It enables them to change their perceptions and 'dream' their world into being; experiencing events in such a way, that they no longer take life personally. At this level of perception, things no longer happen to you; they simply happen. It doesn't rain on you to make you wet; it simply rains. When you change your perception of the events you experience, you also alter the way these situations live within you. You are no longer the cause or the effect of anything, and you sense a tremendous relief because the world is exactly as it should be - and it doesn't need you to fix it. 

In the West, we tend to associate our perception with the dozens of states of awareness we're familiar with. For example, we're in one mode of awareness when we're just waking up or drifting off to sleep, another when we're in reverie; another when we're enraged, and so on. In each one, a different part of the brain is active - so we refer to them as 'states of consciousness', which are products of the mind. Perceptual levels, on the other hand, exist independently of the mind. 
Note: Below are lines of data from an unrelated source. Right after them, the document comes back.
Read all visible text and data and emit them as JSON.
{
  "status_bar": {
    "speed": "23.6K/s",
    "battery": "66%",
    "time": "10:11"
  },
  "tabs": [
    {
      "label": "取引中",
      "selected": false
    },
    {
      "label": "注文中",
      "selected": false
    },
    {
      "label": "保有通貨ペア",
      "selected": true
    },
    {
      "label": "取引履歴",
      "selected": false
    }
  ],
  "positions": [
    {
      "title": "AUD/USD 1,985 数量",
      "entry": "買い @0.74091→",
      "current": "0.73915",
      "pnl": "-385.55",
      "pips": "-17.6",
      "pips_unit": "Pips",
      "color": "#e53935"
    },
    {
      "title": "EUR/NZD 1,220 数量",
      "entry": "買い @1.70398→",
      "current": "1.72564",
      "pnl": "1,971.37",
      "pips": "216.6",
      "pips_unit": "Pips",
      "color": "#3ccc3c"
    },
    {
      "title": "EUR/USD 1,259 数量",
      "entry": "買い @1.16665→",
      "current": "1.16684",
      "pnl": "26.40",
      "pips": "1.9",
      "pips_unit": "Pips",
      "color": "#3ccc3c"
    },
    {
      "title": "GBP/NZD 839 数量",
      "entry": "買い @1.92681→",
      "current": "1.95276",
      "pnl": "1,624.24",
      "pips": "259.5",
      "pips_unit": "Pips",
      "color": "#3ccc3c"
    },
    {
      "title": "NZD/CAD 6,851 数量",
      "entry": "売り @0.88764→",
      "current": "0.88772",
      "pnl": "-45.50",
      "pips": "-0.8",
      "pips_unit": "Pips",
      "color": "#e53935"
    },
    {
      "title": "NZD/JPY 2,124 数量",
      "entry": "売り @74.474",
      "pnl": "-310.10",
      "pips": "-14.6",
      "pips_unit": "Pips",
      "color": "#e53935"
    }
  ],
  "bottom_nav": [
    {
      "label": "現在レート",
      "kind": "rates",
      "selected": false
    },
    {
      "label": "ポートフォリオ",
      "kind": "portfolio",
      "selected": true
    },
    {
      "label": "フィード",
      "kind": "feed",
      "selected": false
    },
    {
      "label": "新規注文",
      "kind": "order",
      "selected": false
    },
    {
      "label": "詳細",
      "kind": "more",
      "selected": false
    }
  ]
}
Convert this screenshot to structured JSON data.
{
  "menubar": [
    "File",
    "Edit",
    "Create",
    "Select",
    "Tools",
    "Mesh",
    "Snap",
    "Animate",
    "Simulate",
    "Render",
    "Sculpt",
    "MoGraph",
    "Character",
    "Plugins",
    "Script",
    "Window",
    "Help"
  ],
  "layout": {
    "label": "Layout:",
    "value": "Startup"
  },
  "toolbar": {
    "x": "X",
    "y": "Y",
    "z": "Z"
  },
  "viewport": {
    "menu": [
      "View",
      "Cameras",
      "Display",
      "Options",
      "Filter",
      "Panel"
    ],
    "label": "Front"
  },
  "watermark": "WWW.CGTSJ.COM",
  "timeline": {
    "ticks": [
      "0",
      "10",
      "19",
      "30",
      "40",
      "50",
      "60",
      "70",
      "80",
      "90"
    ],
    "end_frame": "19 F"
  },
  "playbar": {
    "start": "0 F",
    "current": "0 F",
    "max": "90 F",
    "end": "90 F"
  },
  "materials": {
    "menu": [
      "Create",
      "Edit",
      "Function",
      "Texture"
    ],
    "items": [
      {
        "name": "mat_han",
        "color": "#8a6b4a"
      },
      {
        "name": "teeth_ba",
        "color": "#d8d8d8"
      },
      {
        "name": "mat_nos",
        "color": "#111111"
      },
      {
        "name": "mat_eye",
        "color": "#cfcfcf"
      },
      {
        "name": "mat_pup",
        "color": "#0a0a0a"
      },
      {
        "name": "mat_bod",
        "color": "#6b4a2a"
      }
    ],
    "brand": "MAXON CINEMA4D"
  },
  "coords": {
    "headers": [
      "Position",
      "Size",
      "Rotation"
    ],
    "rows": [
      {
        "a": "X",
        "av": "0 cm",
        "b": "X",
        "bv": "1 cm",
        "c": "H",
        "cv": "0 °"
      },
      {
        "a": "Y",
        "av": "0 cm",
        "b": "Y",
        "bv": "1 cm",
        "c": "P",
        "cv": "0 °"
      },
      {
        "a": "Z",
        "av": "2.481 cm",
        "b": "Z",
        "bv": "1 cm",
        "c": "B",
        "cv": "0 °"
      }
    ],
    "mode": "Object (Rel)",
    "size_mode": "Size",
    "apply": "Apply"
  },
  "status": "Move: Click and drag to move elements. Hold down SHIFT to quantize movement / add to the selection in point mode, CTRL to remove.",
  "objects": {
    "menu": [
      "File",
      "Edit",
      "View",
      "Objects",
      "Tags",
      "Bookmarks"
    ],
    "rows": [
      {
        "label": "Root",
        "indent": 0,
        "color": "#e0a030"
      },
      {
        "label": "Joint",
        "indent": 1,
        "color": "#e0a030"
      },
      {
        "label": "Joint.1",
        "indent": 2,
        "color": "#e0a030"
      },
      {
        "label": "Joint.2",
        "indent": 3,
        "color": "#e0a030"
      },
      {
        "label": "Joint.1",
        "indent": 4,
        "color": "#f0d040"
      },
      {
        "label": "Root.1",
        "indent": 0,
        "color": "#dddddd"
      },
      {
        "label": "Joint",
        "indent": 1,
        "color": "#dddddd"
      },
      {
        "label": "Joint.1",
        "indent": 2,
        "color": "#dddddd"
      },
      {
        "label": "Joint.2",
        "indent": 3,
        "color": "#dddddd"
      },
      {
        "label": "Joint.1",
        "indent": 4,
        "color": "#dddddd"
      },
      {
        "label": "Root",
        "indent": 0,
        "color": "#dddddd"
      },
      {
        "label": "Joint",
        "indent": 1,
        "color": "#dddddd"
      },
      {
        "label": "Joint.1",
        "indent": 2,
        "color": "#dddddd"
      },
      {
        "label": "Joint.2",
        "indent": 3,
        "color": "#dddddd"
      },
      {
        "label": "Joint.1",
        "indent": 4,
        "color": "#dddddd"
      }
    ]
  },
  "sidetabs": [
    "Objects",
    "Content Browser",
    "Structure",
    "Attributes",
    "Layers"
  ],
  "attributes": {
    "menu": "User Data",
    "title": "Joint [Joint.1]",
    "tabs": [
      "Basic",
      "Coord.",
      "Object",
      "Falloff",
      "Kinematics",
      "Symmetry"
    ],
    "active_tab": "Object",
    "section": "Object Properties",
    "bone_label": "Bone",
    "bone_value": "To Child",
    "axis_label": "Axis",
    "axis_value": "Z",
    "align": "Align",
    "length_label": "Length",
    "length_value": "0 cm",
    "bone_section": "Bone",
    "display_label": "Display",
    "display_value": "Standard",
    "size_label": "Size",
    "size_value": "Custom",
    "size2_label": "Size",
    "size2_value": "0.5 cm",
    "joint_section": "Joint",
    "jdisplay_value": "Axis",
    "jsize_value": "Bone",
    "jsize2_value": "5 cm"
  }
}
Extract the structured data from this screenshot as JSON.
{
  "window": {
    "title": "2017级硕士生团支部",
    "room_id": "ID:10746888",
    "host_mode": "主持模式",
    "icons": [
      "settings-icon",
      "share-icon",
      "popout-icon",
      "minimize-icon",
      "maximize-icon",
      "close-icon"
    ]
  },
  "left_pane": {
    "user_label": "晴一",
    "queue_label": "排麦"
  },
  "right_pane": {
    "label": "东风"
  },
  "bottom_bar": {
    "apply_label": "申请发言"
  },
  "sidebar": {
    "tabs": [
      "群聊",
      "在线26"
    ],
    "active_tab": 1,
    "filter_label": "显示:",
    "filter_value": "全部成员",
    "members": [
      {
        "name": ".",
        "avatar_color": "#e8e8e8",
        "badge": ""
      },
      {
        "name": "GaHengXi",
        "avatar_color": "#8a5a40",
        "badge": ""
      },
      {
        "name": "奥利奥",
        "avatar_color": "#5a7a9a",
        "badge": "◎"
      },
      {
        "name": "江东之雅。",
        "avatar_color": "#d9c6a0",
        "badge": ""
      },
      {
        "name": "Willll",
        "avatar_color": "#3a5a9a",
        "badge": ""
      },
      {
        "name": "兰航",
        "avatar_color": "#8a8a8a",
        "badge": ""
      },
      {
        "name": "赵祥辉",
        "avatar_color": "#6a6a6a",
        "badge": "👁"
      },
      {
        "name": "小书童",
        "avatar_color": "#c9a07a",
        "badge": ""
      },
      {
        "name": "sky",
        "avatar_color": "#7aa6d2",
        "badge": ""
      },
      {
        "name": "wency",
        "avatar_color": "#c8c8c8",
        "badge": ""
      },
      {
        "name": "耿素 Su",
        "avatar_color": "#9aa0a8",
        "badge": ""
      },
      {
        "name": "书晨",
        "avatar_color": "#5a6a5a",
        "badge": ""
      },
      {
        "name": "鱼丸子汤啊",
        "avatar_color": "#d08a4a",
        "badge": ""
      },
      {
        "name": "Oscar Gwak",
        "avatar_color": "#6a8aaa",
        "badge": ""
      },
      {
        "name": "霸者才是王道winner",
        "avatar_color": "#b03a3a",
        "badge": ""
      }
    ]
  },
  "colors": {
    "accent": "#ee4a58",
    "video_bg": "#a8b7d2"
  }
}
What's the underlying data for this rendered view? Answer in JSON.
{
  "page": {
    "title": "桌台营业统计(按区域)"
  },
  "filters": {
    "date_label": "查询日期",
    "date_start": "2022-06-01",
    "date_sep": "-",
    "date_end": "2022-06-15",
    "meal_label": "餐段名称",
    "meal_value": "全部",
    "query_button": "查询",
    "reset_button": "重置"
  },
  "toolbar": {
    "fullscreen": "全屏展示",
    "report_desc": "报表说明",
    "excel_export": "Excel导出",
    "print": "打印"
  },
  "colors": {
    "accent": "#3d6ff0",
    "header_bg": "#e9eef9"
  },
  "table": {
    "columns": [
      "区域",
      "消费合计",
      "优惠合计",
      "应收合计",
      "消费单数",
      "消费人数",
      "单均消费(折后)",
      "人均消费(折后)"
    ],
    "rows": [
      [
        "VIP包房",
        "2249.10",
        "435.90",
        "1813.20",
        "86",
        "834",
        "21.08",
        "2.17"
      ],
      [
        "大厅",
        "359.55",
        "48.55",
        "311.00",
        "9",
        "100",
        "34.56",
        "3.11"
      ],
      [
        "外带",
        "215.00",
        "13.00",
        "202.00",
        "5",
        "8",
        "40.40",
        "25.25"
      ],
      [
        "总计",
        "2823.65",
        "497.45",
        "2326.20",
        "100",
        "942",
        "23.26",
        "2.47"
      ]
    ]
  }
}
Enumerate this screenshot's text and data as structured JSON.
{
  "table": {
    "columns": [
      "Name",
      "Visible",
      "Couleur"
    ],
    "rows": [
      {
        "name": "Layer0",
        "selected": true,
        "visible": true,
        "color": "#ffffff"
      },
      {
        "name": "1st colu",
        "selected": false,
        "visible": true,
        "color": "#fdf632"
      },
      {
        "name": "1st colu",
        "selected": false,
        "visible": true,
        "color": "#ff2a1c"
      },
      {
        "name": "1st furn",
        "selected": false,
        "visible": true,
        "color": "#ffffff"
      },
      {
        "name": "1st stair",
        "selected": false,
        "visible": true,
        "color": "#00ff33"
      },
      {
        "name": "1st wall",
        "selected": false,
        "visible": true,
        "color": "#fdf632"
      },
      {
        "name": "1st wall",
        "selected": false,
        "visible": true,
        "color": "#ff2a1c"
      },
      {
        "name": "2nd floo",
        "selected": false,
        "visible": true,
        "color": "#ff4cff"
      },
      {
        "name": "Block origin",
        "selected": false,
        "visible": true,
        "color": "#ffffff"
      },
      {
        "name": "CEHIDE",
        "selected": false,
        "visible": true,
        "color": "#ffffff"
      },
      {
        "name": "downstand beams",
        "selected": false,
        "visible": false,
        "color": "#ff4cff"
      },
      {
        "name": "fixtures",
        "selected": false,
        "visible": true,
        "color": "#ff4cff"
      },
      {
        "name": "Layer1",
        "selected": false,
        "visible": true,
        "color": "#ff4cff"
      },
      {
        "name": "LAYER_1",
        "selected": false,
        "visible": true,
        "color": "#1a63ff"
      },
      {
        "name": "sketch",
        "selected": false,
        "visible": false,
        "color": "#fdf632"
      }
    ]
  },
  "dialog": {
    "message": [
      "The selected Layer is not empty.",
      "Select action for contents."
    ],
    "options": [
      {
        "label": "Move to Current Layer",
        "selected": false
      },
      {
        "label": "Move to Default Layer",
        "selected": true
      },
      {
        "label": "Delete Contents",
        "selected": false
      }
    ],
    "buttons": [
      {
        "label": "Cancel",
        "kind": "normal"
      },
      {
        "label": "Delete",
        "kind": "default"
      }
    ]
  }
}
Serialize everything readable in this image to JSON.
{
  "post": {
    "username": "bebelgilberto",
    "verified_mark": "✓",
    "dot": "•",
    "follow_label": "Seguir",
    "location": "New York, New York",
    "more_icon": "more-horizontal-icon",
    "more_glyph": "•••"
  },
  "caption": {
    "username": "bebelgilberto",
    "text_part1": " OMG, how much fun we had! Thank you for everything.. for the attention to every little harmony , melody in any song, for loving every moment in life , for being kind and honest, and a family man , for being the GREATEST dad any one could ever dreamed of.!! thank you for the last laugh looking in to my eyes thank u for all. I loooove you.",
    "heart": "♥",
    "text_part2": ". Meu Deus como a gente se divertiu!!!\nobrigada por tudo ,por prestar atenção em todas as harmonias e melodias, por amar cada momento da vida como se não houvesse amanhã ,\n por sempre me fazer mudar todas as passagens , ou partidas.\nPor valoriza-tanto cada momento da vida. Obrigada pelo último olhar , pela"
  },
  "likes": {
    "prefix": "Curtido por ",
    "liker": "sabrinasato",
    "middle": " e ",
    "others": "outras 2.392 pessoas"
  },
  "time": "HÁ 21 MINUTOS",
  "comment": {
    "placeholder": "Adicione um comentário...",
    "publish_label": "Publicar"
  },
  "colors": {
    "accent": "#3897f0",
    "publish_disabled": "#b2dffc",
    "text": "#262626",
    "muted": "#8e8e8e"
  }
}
There are four perceptual levels in the indigenous world. These levels correspond to the four domains of manifestation: the physical world (our body), the realm of thoughts and ideas (mind), the realm of myth (soul) and the world of spirit (energy). These perceptual levels are associated with the four energetic bodies that make up the human energy field. They're stacked inside each other like Russian nesting dolls, with the physical body innermost, the mental body enveloping and informing the physical shell; the soul enveloping the mental and physical, and the spiritual body outermost, informing and organizing them all like a blueprint. 

When we shift from one level of perception up to the next, we retain our ability to function at the lower realm; but we have a much wider view of what we're experiencing. Its like the old story about a traveler who comes across two stonecutters. He asks the first, "What are you doing?" and receives the reply, "Squaring the stone." He then walks over to the second stonecutter and asks, "What are you doing?" and receives the reply, "I am building a cathedral." In other words, both men are performing the same task, but one of them is aware that he has the choice to be part of a greater dream. 

Albert Einstein once said that, the problems we face in life cannot be solved at the level where they were created. To that end, being able to shift to a higher realm of perception can help us find solutions to our problems; whereas before we were only experiencing distress and separation. In this way, we learn that there's a solution to every problem we encounter in the physical world; in the mind and in the soul. We learn that we can't eliminate scarcity in our lives by getting another job, or heal feelings of abandonment or anger by understanding our childhood wounds. We can only fix these problems at the level above the one they were created in.